> [What you should do] Copy each line of the data below, character for character.

> [Exercise data]
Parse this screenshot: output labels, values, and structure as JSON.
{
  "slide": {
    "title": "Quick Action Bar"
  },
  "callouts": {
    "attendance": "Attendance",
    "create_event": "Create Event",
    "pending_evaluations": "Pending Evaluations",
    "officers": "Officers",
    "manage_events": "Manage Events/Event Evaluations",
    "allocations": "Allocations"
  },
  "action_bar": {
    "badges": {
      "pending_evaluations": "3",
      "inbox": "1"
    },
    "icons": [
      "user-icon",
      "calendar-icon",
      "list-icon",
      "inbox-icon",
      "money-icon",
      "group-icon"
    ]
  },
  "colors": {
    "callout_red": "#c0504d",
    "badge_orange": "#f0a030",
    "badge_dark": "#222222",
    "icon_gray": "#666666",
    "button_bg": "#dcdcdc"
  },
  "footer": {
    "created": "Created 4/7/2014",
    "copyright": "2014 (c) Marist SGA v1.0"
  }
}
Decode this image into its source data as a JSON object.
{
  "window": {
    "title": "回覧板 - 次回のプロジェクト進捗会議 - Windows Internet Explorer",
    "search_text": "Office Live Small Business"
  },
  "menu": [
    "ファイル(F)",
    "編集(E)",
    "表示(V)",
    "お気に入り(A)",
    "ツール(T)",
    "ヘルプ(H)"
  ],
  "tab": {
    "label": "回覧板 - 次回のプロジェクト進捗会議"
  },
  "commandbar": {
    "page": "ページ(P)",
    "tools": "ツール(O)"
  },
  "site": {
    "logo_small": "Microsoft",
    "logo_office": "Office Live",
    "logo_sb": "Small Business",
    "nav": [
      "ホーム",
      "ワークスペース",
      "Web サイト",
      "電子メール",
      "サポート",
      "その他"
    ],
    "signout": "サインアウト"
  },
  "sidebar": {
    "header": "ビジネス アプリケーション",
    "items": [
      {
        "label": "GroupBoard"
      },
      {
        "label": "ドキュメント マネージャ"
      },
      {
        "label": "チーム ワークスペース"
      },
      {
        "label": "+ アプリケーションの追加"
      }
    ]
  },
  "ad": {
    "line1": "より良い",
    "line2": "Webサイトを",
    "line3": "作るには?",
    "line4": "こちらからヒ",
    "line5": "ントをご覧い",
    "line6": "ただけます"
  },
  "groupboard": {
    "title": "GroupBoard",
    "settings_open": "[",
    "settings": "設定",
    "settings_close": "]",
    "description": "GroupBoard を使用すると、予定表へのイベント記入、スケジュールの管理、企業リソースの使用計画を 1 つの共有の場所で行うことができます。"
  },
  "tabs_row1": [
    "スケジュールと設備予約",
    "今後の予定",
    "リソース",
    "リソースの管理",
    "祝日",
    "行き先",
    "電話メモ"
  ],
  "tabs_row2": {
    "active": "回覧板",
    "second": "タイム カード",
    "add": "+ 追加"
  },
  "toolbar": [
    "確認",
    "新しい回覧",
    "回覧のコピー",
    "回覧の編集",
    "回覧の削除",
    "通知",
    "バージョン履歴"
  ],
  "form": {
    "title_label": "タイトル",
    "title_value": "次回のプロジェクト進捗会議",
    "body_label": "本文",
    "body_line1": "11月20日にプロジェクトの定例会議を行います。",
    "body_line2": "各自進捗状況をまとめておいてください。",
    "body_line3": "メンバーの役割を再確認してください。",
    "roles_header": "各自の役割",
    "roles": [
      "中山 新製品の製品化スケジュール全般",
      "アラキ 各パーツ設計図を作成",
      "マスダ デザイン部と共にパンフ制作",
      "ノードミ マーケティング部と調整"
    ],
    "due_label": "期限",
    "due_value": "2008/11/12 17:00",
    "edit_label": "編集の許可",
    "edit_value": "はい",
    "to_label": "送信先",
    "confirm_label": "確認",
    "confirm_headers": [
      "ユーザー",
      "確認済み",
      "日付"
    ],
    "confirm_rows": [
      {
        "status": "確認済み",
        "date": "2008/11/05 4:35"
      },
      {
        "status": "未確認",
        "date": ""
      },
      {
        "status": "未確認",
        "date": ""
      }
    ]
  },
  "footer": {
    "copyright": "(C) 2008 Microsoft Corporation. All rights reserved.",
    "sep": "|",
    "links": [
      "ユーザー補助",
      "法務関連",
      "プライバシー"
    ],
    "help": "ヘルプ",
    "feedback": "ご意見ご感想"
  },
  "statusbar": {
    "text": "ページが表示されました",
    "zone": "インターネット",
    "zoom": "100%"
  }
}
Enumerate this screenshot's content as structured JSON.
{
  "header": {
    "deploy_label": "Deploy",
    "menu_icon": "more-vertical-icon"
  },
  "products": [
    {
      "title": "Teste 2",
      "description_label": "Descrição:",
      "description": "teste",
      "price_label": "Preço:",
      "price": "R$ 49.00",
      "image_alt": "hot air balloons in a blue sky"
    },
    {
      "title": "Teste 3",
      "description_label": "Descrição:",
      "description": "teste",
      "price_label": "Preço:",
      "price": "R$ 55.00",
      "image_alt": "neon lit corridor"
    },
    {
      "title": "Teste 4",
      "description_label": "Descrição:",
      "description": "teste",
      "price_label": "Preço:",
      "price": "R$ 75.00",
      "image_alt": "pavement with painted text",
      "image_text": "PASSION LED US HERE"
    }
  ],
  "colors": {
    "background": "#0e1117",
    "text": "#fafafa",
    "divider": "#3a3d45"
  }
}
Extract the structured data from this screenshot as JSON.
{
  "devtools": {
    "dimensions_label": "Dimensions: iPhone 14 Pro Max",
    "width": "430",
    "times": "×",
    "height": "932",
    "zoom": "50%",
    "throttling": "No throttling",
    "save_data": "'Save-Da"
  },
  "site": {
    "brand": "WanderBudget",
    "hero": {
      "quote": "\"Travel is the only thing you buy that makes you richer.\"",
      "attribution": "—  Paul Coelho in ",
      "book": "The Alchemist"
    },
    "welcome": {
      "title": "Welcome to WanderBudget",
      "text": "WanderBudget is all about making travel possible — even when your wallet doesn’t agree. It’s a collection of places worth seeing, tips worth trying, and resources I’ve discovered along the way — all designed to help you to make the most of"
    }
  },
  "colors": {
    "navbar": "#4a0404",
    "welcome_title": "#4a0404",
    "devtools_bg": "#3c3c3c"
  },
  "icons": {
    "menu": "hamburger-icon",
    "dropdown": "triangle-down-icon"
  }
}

> [Your response]
Parse this screenshot: output labels, values, and structure as JSON.
{
  "slide": {
    "title": "Quick Action Bar"
  },
  "callouts": {
    "attendance": "Attendance",
    "create_event": "Create Event",
    "pending_evaluations": "Pending Evaluations",
    "officers": "Officers",
    "manage_events": "Manage Events/Event Evaluations",
    "allocations": "Allocations"
  },
  "action_bar": {
    "badges": {
      "pending_evaluations": "3",
      "inbox": "1"
    },
    "icons": [
      "user-icon",
      "calendar-icon",
      "list-icon",
      "inbox-icon",
      "money-icon",
      "group-icon"
    ]
  },
  "colors": {
    "callout_red": "#c0504d",
    "badge_orange": "#f0a030",
    "badge_dark": "#222222",
    "icon_gray": "#666666",
    "button_bg": "#dcdcdc"
  },
  "footer": {
    "created": "Created 4/7/2014",
    "copyright": "2014 (c) Marist SGA v1.0"
  }
}
Decode this image into its source data as a JSON object.
{
  "window": {
    "title": "回覧板 - 次回のプロジェクト進捗会議 - Windows Internet Explorer",
    "search_text": "Office Live Small Business"
  },
  "menu": [
    "ファイル(F)",
    "編集(E)",
    "表示(V)",
    "お気に入り(A)",
    "ツール(T)",
    "ヘルプ(H)"
  ],
  "tab": {
    "label": "回覧板 - 次回のプロジェクト進捗会議"
  },
  "commandbar": {
    "page": "ページ(P)",
    "tools": "ツール(O)"
  },
  "site": {
    "logo_small": "Microsoft",
    "logo_office": "Office Live",
    "logo_sb": "Small Business",
    "nav": [
      "ホーム",
      "ワークスペース",
      "Web サイト",
      "電子メール",
      "サポート",
      "その他"
    ],
    "signout": "サインアウト"
  },
  "sidebar": {
    "header": "ビジネス アプリケーション",
    "items": [
      {
        "label": "GroupBoard"
      },
      {
        "label": "ドキュメント マネージャ"
      },
      {
        "label": "チーム ワークスペース"
      },
      {
        "label": "+ アプリケーションの追加"
      }
    ]
  },
  "ad": {
    "line1": "より良い",
    "line2": "Webサイトを",
    "line3": "作るには?",
    "line4": "こちらからヒ",
    "line5": "ントをご覧い",
    "line6": "ただけます"
  },
  "groupboard": {
    "title": "GroupBoard",
    "settings_open": "[",
    "settings": "設定",
    "settings_close": "]",
    "description": "GroupBoard を使用すると、予定表へのイベント記入、スケジュールの管理、企業リソースの使用計画を 1 つの共有の場所で行うことができます。"
  },
  "tabs_row1": [
    "スケジュールと設備予約",
    "今後の予定",
    "リソース",
    "リソースの管理",
    "祝日",
    "行き先",
    "電話メモ"
  ],
  "tabs_row2": {
    "active": "回覧板",
    "second": "タイム カード",
    "add": "+ 追加"
  },
  "toolbar": [
    "確認",
    "新しい回覧",
    "回覧のコピー",
    "回覧の編集",
    "回覧の削除",
    "通知",
    "バージョン履歴"
  ],
  "form": {
    "title_label": "タイトル",
    "title_value": "次回のプロジェクト進捗会議",
    "body_label": "本文",
    "body_line1": "11月20日にプロジェクトの定例会議を行います。",
    "body_line2": "各自進捗状況をまとめておいてください。",
    "body_line3": "メンバーの役割を再確認してください。",
    "roles_header": "各自の役割",
    "roles": [
      "中山 新製品の製品化スケジュール全般",
      "アラキ 各パーツ設計図を作成",
      "マスダ デザイン部と共にパンフ制作",
      "ノードミ マーケティング部と調整"
    ],
    "due_label": "期限",
    "due_value": "2008/11/12 17:00",
    "edit_label": "編集の許可",
    "edit_value": "はい",
    "to_label": "送信先",
    "confirm_label": "確認",
    "confirm_headers": [
      "ユーザー",
      "確認済み",
      "日付"
    ],
    "confirm_rows": [
      {
        "status": "確認済み",
        "date": "2008/11/05 4:35"
      },
      {
        "status": "未確認",
        "date": ""
      },
      {
        "status": "未確認",
        "date": ""
      }
    ]
  },
  "footer": {
    "copyright": "(C) 2008 Microsoft Corporation. All rights reserved.",
    "sep": "|",
    "links": [
      "ユーザー補助",
      "法務関連",
      "プライバシー"
    ],
    "help": "ヘルプ",
    "feedback": "ご意見ご感想"
  },
  "statusbar": {
    "text": "ページが表示されました",
    "zone": "インターネット",
    "zoom": "100%"
  }
}
Enumerate this screenshot's content as structured JSON.
{
  "header": {
    "deploy_label": "Deploy",
    "menu_icon": "more-vertical-icon"
  },
  "products": [
    {
      "title": "Teste 2",
      "description_label": "Descrição:",
      "description": "teste",
      "price_label": "Preço:",
      "price": "R$ 49.00",
      "image_alt": "hot air balloons in a blue sky"
    },
    {
      "title": "Teste 3",
      "description_label": "Descrição:",
      "description": "teste",
      "price_label": "Preço:",
      "price": "R$ 55.00",
      "image_alt": "neon lit corridor"
    },
    {
      "title": "Teste 4",
      "description_label": "Descrição:",
      "description": "teste",
      "price_label": "Preço:",
      "price": "R$ 75.00",
      "image_alt": "pavement with painted text",
      "image_text": "PASSION LED US HERE"
    }
  ],
  "colors": {
    "background": "#0e1117",
    "text": "#fafafa",
    "divider": "#3a3d45"
  }
}
Extract the structured data from this screenshot as JSON.
{
  "devtools": {
    "dimensions_label": "Dimensions: iPhone 14 Pro Max",
    "width": "430",
    "times": "×",
    "height": "932",
    "zoom": "50%",
    "throttling": "No throttling",
    "save_data": "'Save-Da"
  },
  "site": {
    "brand": "WanderBudget",
    "hero": {
      "quote": "\"Travel is the only thing you buy that makes you richer.\"",
      "attribution": "—  Paul Coelho in ",
      "book": "The Alchemist"
    },
    "welcome": {
      "title": "Welcome to WanderBudget",
      "text": "WanderBudget is all about making travel possible — even when your wallet doesn’t agree. It’s a collection of places worth seeing, tips worth trying, and resources I’ve discovered along the way — all designed to help you to make the most of"
    }
  },
  "colors": {
    "navbar": "#4a0404",
    "welcome_title": "#4a0404",
    "devtools_bg": "#3c3c3c"
  },
  "icons": {
    "menu": "hamburger-icon",
    "dropdown": "triangle-down-icon"
  }
}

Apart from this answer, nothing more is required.